Finally, I squeezed in my question. I told Vasiliev that I noticed that he kept his fists very relaxed while punching, and he did not make the typical tight fist you see in other martial arts. Vasiliev answered that the fist he makes is tense for him, but loose for me. He make his fist and shook his arm, to show that the muscles in his forearm and upper arm were still loose. He said that in Systema, they also don't do a lot of the typical hard stiff strikes you often see in other martial arts. He said that when you hit someone like that, the force gets transferred back to you; that it is like getting hit yourself, and so, in addition, they also use a lot of strikes that hook or hit off line of the body, so the reaction force does not come back at you. As a final note, I will say that Vasiliev was also able to generate punches with a lot of force just off the shoulder, without hip involvement. It was very unusual.

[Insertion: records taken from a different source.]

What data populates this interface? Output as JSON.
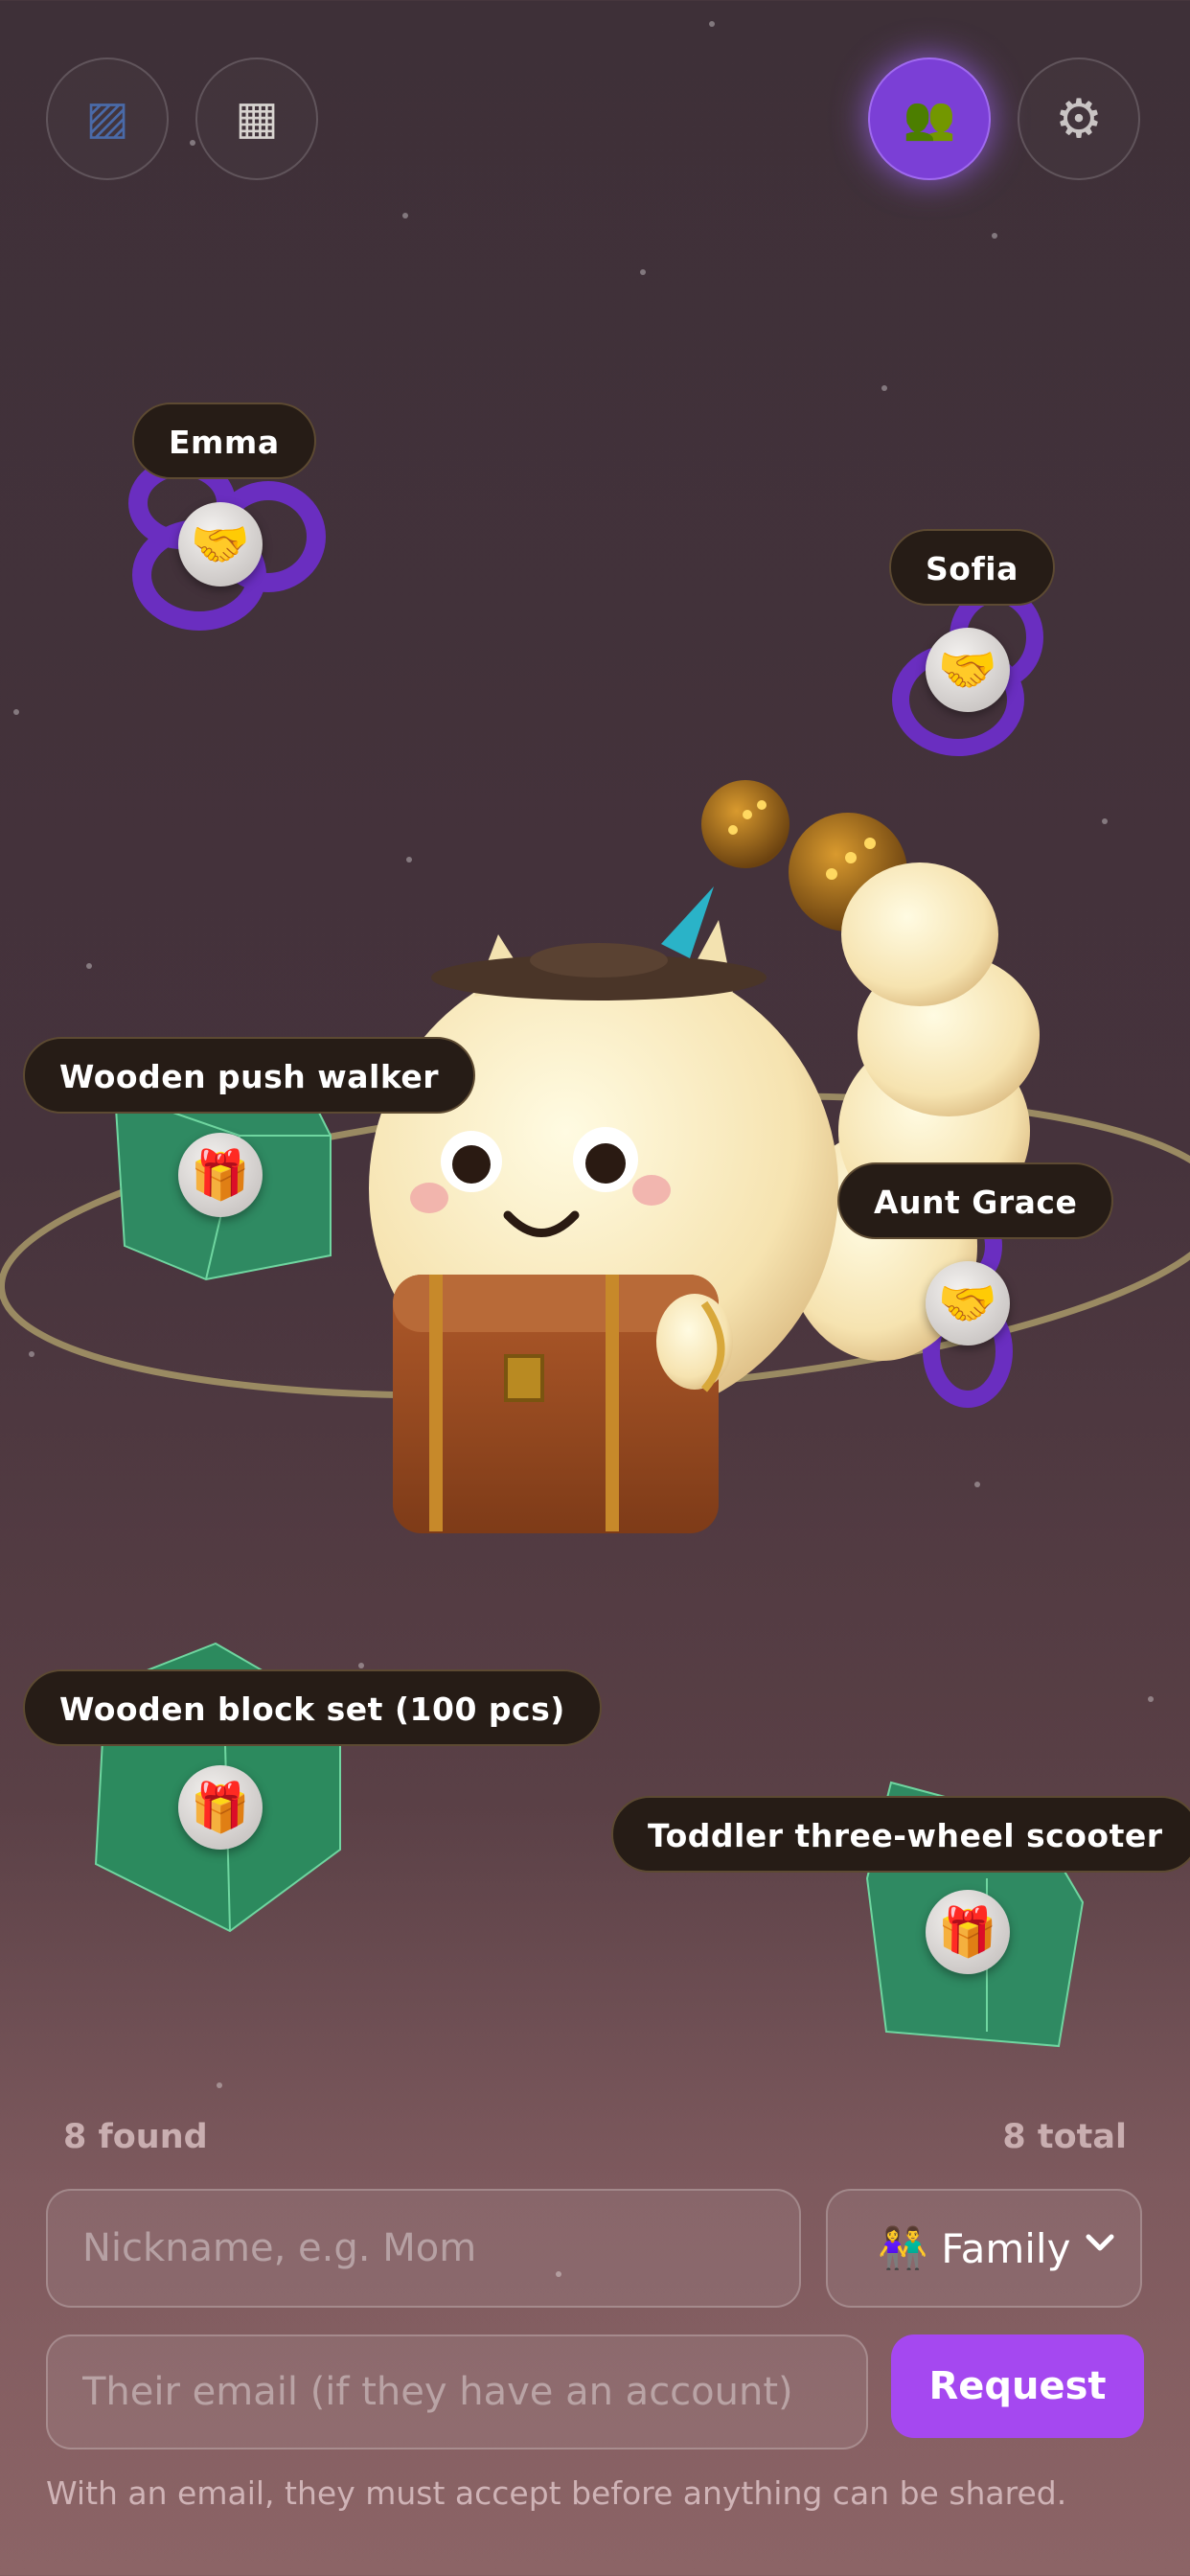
{
  "toolbar": {
    "left": [
      {
        "icon": "diagonal-stripes-icon",
        "glyph": "▨"
      },
      {
        "icon": "grid-icon",
        "glyph": "▦"
      }
    ],
    "right": [
      {
        "icon": "people-icon",
        "glyph": "👥",
        "active": true
      },
      {
        "icon": "gear-icon",
        "glyph": "⚙"
      }
    ]
  },
  "scene": {
    "people": [
      {
        "name": "Emma",
        "icon": "handshake-icon",
        "glyph": "🤝"
      },
      {
        "name": "Sofia",
        "icon": "handshake-icon",
        "glyph": "🤝"
      },
      {
        "name": "Aunt Grace",
        "icon": "handshake-icon",
        "glyph": "🤝"
      }
    ],
    "gifts": [
      {
        "name": "Wooden push walker",
        "icon": "gift-icon",
        "glyph": "🎁"
      },
      {
        "name": "Wooden block set (100 pcs)",
        "icon": "gift-icon",
        "glyph": "🎁"
      },
      {
        "name": "Toddler three-wheel scooter",
        "icon": "gift-icon",
        "glyph": "🎁"
      }
    ]
  },
  "summary": {
    "found": "8 found",
    "total": "8 total"
  },
  "form": {
    "nickname_placeholder": "Nickname, e.g. Mom",
    "nickname_value": "",
    "relationship_glyph": "👫",
    "relationship_value": "Family",
    "email_placeholder": "Their email (if they have an account)",
    "email_value": "",
    "request_label": "Request",
    "hint": "With an email, they must accept before anything can be shared."
  },
  "colors": {
    "accent": "#a548f0",
    "label_bg": "#261c16",
    "ring_purple": "#6a2ec0",
    "box_green": "#2f8a62"
  }
}
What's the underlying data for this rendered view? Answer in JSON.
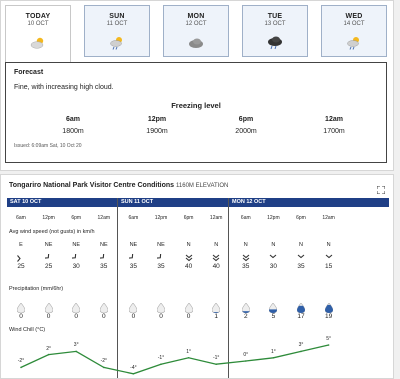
{
  "tabs": [
    {
      "day": "TODAY",
      "date": "10 OCT",
      "icon": "partly-cloudy-icon",
      "active": true
    },
    {
      "day": "SUN",
      "date": "11 OCT",
      "icon": "sun-cloud-rain-icon",
      "active": false
    },
    {
      "day": "MON",
      "date": "12 OCT",
      "icon": "cloud-icon",
      "active": false
    },
    {
      "day": "TUE",
      "date": "13 OCT",
      "icon": "dark-cloud-icon",
      "active": false
    },
    {
      "day": "WED",
      "date": "14 OCT",
      "icon": "sun-cloud-rain-icon",
      "active": false
    }
  ],
  "forecast": {
    "title": "Forecast",
    "text": "Fine, with increasing high cloud.",
    "freezing_title": "Freezing level",
    "levels": [
      {
        "time": "6am",
        "value": "1800m"
      },
      {
        "time": "12pm",
        "value": "1900m"
      },
      {
        "time": "6pm",
        "value": "2000m"
      },
      {
        "time": "12am",
        "value": "1700m"
      }
    ],
    "issued": "Issued: 6:09am Sat, 10 Oct 20"
  },
  "conditions": {
    "title": "Tongariro National Park Visitor Centre Conditions",
    "elevation": "1160M ELEVATION",
    "days": [
      "SAT 10 OCT",
      "SUN 11 OCT",
      "MON 12 OCT"
    ],
    "times": [
      "6am",
      "12pm",
      "6pm",
      "12am",
      "6am",
      "12pm",
      "6pm",
      "12am",
      "6am",
      "12pm",
      "6pm",
      "12am"
    ],
    "wind_label": "Avg wind speed (not gusts) in km/h",
    "wind_dir": [
      "E",
      "NE",
      "NE",
      "NE",
      "NE",
      "NE",
      "N",
      "N",
      "N",
      "N",
      "N",
      "N"
    ],
    "wind_strength": [
      1,
      1,
      1,
      1,
      1,
      1,
      2,
      2,
      2,
      1,
      1,
      1
    ],
    "wind_speed": [
      "25",
      "25",
      "30",
      "35",
      "35",
      "35",
      "40",
      "40",
      "35",
      "30",
      "35",
      "15"
    ],
    "precip_label": "Precipitation (mm/6hr)",
    "precip": [
      "0",
      "0",
      "0",
      "0",
      "0",
      "0",
      "0",
      "1",
      "2",
      "5",
      "17",
      "19"
    ],
    "precip_fill": [
      0,
      0,
      0,
      0,
      0,
      0,
      0,
      0.1,
      0.2,
      0.4,
      0.8,
      0.9
    ],
    "windchill_label": "Wind Chill (°C)",
    "windchill_text": [
      "-2°",
      "2°",
      "3°",
      "-2°",
      "-4°",
      "-1°",
      "1°",
      "-1°",
      "0°",
      "1°",
      "3°",
      "5°"
    ],
    "windchill": [
      -2,
      2,
      3,
      -2,
      -4,
      -1,
      1,
      -1,
      0,
      1,
      3,
      5
    ]
  }
}
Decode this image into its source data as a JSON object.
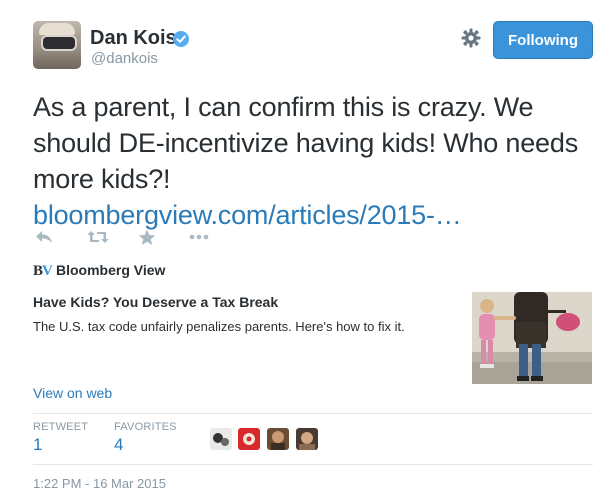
{
  "author": {
    "name": "Dan Kois",
    "handle": "@dankois",
    "verified": true
  },
  "header": {
    "follow_label": "Following",
    "settings_icon": "gear-icon"
  },
  "tweet": {
    "text": "As a parent, I can confirm this is crazy. We should DE-incentivize having kids! Who needs more kids?!",
    "link_text": "bloombergview.com/articles/2015-…"
  },
  "actions": [
    "reply-icon",
    "retweet-icon",
    "favorite-star-icon",
    "more-dots-icon"
  ],
  "card": {
    "source_logo": "BV",
    "source_name": "Bloomberg View",
    "title": "Have Kids? You Deserve a Tax Break",
    "description": "The U.S. tax code unfairly penalizes parents. Here's how to fix it.",
    "view_link": "View on web"
  },
  "stats": {
    "retweet_label": "RETWEET",
    "retweet_count": "1",
    "favorites_label": "FAVORITES",
    "favorites_count": "4"
  },
  "timestamp": "1:22 PM - 16 Mar 2015",
  "colors": {
    "link": "#2b7bb9",
    "button": "#3b94d9",
    "muted": "#8899a6",
    "text": "#292f33"
  }
}
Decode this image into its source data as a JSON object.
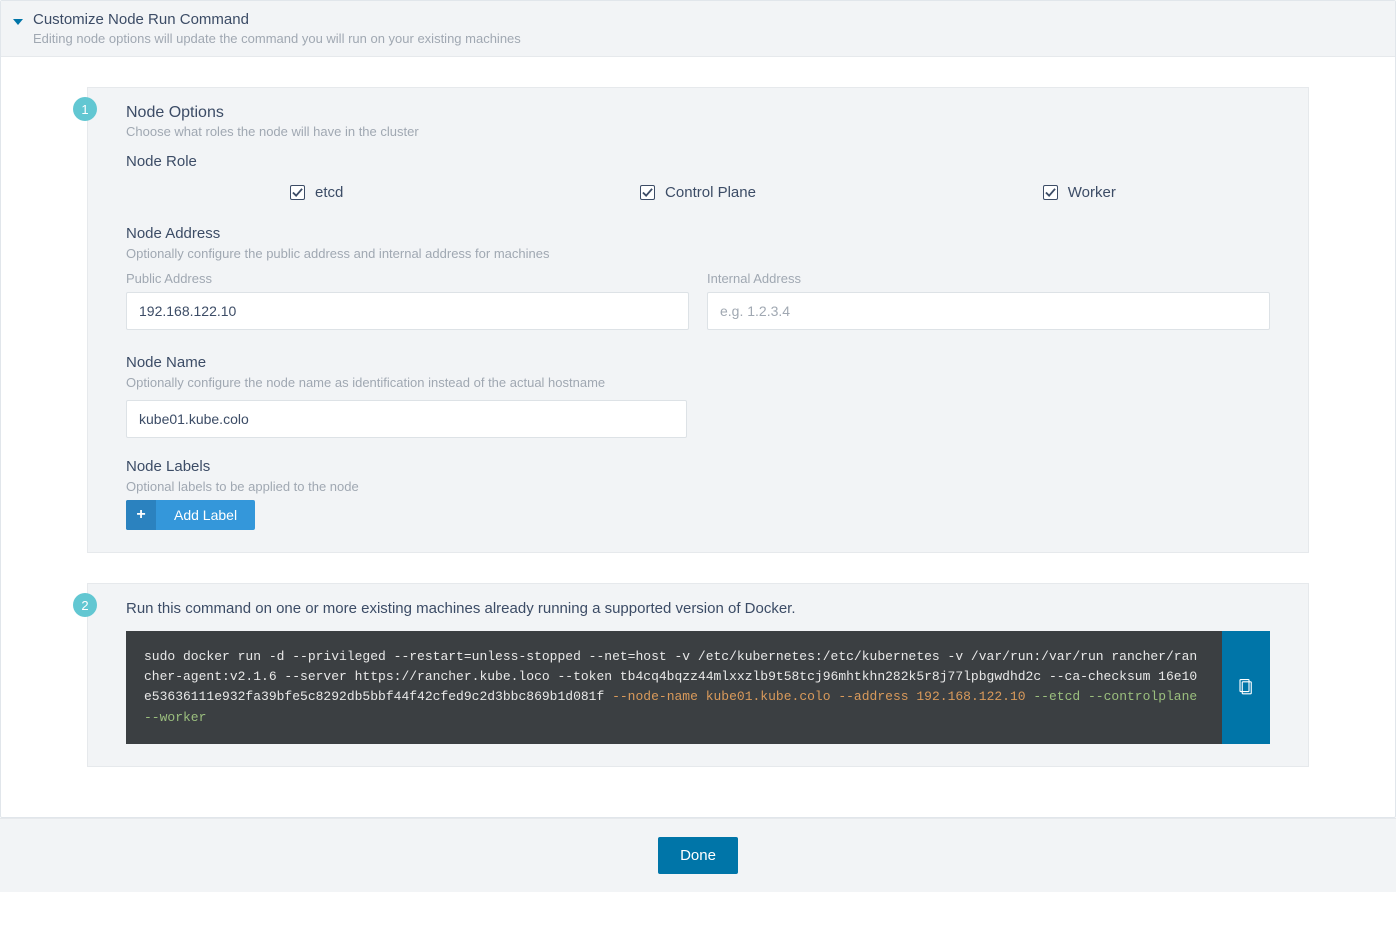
{
  "header": {
    "title": "Customize Node Run Command",
    "subtitle": "Editing node options will update the command you will run on your existing machines"
  },
  "step1": {
    "badge": "1",
    "title": "Node Options",
    "subtitle": "Choose what roles the node will have in the cluster",
    "role_label": "Node Role",
    "roles": {
      "etcd": "etcd",
      "control_plane": "Control Plane",
      "worker": "Worker"
    },
    "address": {
      "title": "Node Address",
      "subtitle": "Optionally configure the public address and internal address for machines",
      "public_label": "Public Address",
      "public_value": "192.168.122.10",
      "internal_label": "Internal Address",
      "internal_placeholder": "e.g. 1.2.3.4"
    },
    "name": {
      "title": "Node Name",
      "subtitle": "Optionally configure the node name as identification instead of the actual hostname",
      "value": "kube01.kube.colo"
    },
    "labels": {
      "title": "Node Labels",
      "subtitle": "Optional labels to be applied to the node",
      "add_btn": "Add Label"
    }
  },
  "step2": {
    "badge": "2",
    "title": "Run this command on one or more existing machines already running a supported version of Docker.",
    "command": {
      "p1": "sudo docker run -d --privileged --restart=unless-stopped --net=host -v /etc/kubernetes:/etc/kubernetes -v /var/run:/var/run rancher/rancher-agent:v2.1.6 --server https://rancher.kube.loco --token tb4cq4bqzz44mlxxzlb9t58tcj96mhtkhn282k5r8j77lpbgwdhd2c --ca-checksum 16e10e53636111e932fa39bfe5c8292db5bbf44f42cfed9c2d3bbc869b1d081f",
      "node_name_flag": " --node-name ",
      "node_name_val": "kube01.kube.colo",
      "address_flag": " --address ",
      "address_val": "192.168.122.10",
      "roles": " --etcd --controlplane --worker"
    }
  },
  "footer": {
    "done": "Done"
  }
}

In the end, the Systema seminar with Vasiliev was excellent, and I recommend it to anyone, regardless of their level of martial arts experience. I am a total novice when it comes to Systema, so I cannot say how or if a Systema practitioner might gain from aikido practice. But I do have a strong background in Aikido, and feel I can authoritatively say that those with an Aikido background, particularly advanced Aikido students, can gain a lot from Systema, as the underlying principles are very similar, and in many ways, the training is very complimentary. Advanced students in particular will gain a lot from the freestyle format, and the principle of natural movement being primary, and technique being allowed to grow and flow out of the relaxed natural movement.
If you are going to be at the Expo, you really should check out Systema for yourself, and actually get on the mat and experience it yourself. This seminar experience was very rewarding for me and gave me a huge number of ideas and creative possibilities. It also left me wanting more training in Systema. I don't see a conflict with aikido training at all. As far as "taking what is useful" goes, there is a lot to be taken here.